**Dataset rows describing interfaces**
>>>>

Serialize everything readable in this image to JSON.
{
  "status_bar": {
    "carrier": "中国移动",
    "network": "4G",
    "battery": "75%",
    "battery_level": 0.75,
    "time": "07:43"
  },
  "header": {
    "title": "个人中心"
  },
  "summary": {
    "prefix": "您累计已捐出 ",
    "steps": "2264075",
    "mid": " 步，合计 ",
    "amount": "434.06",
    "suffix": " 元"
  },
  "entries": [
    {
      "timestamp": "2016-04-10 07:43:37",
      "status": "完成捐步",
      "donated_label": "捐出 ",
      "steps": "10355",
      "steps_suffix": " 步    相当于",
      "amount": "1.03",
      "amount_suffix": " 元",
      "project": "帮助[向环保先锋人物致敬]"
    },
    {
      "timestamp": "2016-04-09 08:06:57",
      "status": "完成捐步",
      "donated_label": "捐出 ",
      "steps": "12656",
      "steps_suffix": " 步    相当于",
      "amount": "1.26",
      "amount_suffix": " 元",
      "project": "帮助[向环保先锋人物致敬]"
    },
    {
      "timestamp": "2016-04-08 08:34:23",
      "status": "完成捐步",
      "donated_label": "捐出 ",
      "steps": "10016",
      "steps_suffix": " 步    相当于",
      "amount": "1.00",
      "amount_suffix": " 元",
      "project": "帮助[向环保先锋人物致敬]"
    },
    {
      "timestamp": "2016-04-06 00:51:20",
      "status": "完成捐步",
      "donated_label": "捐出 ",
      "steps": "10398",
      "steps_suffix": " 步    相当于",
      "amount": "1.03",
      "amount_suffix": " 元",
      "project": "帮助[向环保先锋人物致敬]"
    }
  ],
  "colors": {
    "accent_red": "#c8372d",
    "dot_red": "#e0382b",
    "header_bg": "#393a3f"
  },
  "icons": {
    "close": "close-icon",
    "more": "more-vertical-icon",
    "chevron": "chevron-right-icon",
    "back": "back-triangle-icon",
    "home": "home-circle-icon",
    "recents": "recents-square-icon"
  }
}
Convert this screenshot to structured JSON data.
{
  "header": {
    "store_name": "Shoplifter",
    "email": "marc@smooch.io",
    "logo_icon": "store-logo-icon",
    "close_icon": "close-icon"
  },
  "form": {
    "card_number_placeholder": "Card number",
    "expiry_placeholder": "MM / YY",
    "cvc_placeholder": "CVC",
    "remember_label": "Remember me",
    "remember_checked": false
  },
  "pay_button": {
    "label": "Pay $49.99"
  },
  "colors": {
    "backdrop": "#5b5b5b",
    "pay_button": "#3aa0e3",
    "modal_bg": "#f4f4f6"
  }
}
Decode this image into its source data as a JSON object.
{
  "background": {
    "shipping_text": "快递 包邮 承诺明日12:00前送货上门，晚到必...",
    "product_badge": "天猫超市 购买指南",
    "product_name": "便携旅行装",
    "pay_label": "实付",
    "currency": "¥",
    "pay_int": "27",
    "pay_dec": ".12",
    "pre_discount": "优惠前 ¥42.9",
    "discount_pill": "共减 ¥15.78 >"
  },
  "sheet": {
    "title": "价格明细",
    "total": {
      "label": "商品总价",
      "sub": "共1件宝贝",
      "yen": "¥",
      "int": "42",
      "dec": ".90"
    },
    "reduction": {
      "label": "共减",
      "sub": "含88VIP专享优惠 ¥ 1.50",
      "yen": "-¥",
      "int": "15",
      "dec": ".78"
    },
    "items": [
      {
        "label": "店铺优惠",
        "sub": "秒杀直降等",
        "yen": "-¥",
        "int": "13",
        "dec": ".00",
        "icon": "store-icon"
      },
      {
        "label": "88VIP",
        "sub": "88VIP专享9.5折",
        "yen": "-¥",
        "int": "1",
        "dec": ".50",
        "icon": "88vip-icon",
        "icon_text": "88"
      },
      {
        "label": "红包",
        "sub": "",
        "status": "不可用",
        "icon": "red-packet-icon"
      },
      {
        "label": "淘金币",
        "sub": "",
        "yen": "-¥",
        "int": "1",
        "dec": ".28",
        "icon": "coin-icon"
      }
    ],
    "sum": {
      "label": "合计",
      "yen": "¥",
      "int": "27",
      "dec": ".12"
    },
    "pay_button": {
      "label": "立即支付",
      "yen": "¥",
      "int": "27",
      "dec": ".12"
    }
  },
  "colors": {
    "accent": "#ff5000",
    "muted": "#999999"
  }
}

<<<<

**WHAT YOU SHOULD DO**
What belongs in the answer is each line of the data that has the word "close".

**ANSWER TO THIS PROBLEM**
    "close": "close-icon",
    "close_icon": "close-icon"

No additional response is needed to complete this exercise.